Australian carriers Qantas, its budget unit Jetstar and Virgin Australia have banned the use of Samsung Galaxy Note 7 phones on board their flights in view of the recent explosion cases surrounding the device and its consequent recall. Customers can bring the Note 7 on flights but they cannot be plugged in to flight entertainment systems, charged or even used on the flight.

"Following Samsung Australia's recall of the Samsung Galaxy Note 7 personal electronic device we are requesting that passengers who own them do not switch on or charge them in flight," a Qantas spokesman told Reuters.

The ban comes after nearly 35 Galaxy Note 7s have been reported by Samsung to have encountered malfunctions most of which were related to battery explosions. The airlines said despite many cases, they initially did not ban the device nor have they received any direction from aviation authorities to do so, but have gone ahead post the recall of the device as they feel it is best for safety precautions.

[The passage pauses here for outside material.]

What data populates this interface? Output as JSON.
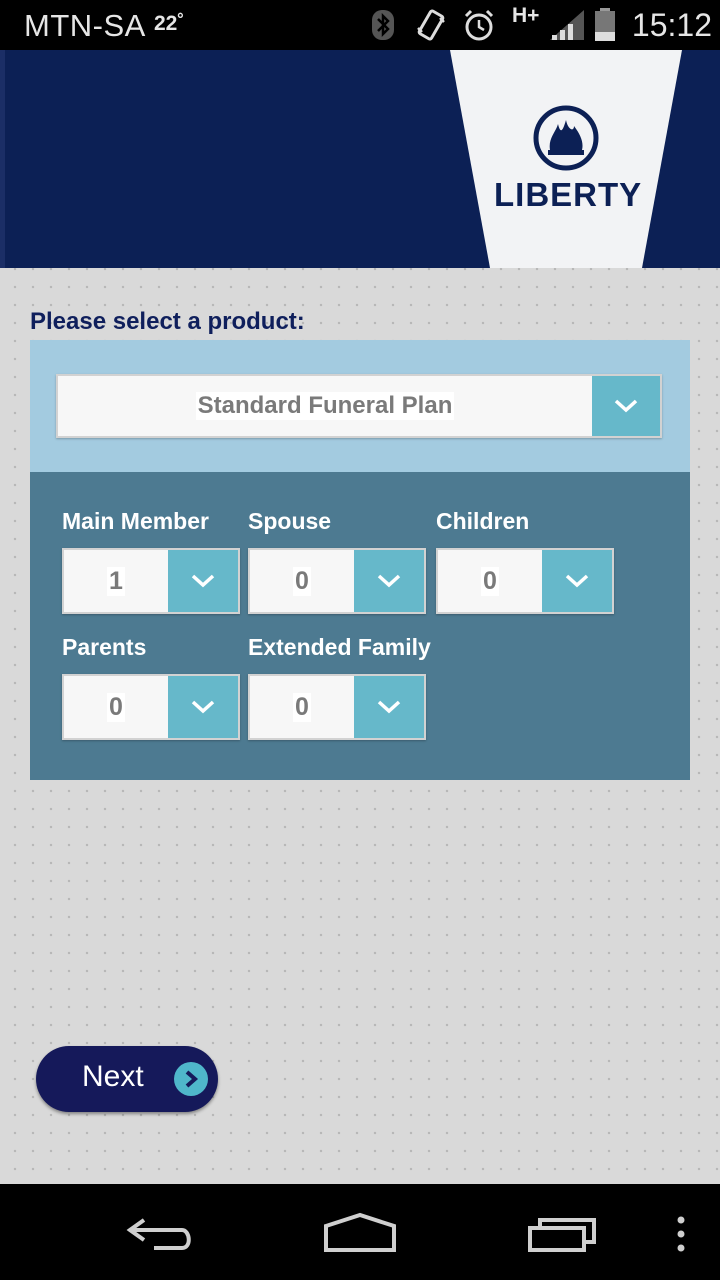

Samsung, the world's biggest smartphone vendor, has had to recall 2.5 million of the premium devices so far after reports came in of a grave battery malfunction leading the device to burst into flames. In Australia alone, over 51,060 Galaxy Note 7 have been recalled. The company has offered its consumers who paid for the device a brand new Galaxy Note 7 or a Galaxy S7/S7 Edge in place of the faulty ones.

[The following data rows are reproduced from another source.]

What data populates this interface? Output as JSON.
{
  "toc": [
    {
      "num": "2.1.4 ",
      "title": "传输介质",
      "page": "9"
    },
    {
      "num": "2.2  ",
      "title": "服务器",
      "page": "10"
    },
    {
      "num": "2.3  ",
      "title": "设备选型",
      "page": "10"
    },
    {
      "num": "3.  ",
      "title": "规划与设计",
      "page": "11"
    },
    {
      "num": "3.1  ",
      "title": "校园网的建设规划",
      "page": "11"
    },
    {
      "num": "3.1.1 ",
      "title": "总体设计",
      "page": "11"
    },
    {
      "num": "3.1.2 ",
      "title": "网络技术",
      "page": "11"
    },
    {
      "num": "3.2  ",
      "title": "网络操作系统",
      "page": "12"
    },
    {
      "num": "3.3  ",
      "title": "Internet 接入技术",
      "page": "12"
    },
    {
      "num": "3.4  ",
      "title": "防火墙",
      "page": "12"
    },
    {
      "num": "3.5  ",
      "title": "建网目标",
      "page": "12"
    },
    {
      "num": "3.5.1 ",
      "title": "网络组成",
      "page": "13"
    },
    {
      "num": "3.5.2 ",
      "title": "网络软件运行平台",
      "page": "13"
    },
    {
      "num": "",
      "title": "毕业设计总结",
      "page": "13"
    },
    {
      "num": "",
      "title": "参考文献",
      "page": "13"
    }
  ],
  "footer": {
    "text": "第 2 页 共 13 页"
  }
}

The latest ban comes a day after US Federal Aviation Administration (FAA) authorities also indicated a possible ban of the Note 7 on board flights in the US. Prior to this, airlines have banned hoverboards from planes due to battery-fire risks.

Lithium-ion batteries which have been at the centre of these controversies are often considered a fire hazard. When overcharged, it results in their cells expanding and becoming too hot. When this heat builds up, it sometimes causes the cells to ignite.

Galaxy Note 7 replacement programme
Samsung has had to order a mass recall of the Galaxy Note 7 due to exploding battery issue Reuters